**Problem to work on:**
Copy out every line of the records where the string "JSON" occurs.

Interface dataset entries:
◆ ◆ ◆ ◆
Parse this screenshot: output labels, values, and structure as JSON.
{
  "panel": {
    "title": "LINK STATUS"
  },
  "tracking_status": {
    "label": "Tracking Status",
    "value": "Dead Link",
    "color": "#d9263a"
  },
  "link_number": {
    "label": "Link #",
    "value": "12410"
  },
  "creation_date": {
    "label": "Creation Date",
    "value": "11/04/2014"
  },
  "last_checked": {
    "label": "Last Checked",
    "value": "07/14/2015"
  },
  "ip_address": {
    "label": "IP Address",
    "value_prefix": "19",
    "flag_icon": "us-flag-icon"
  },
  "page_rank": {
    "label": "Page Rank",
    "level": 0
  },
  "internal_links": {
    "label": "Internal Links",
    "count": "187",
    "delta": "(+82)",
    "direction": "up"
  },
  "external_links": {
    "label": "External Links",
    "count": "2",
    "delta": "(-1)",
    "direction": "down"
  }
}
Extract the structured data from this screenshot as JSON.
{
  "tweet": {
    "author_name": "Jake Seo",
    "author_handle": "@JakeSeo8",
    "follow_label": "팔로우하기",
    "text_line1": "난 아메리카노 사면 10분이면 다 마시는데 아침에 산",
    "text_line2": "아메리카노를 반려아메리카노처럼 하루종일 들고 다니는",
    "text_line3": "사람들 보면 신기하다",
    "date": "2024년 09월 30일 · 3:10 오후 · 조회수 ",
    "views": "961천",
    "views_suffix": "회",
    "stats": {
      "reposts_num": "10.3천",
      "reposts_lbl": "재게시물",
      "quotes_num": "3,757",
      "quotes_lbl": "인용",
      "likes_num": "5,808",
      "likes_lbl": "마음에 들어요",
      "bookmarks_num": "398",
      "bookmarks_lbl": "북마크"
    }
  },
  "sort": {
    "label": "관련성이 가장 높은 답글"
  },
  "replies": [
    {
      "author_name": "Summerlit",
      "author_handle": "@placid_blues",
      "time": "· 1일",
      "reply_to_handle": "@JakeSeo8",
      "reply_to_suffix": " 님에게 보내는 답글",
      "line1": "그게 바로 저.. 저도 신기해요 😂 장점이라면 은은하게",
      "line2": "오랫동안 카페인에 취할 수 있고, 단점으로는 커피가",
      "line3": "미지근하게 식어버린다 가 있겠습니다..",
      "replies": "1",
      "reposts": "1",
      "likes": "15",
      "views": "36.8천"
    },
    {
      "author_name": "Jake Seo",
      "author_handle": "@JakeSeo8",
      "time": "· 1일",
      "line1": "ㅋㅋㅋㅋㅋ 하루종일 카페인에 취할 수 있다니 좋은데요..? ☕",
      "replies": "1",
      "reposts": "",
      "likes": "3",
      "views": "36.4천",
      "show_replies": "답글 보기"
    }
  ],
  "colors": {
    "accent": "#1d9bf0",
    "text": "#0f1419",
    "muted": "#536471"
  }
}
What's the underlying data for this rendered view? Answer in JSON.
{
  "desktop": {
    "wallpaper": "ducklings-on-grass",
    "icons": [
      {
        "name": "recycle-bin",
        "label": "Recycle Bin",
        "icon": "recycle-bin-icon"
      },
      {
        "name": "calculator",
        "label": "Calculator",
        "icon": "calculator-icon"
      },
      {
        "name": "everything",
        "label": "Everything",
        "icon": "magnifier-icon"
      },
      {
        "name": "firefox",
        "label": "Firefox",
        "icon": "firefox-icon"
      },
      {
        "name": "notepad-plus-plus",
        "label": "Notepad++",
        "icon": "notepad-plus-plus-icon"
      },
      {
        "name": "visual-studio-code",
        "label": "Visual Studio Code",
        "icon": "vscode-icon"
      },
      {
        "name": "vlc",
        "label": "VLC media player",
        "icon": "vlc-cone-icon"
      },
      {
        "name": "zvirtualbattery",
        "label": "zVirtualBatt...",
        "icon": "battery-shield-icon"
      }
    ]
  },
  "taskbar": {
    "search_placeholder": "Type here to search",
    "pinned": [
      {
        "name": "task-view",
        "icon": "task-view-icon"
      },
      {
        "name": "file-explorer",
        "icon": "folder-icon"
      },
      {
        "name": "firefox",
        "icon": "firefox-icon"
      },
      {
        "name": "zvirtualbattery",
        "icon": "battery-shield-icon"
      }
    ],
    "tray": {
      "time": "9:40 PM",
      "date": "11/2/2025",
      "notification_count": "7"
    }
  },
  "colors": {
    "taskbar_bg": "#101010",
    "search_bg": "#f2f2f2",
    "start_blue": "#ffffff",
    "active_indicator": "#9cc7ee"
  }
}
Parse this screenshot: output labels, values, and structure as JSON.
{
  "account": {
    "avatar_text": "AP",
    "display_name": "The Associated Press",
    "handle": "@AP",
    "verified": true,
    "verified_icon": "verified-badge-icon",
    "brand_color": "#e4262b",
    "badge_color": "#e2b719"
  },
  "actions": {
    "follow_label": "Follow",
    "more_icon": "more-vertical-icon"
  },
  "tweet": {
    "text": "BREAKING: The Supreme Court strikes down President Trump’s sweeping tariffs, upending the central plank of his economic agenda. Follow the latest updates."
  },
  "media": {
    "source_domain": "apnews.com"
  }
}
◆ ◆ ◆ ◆
**Output for this task:**
Parse this screenshot: output labels, values, and structure as JSON.
Extract the structured data from this screenshot as JSON.
What's the underlying data for this rendered view? Answer in JSON.
Parse this screenshot: output labels, values, and structure as JSON.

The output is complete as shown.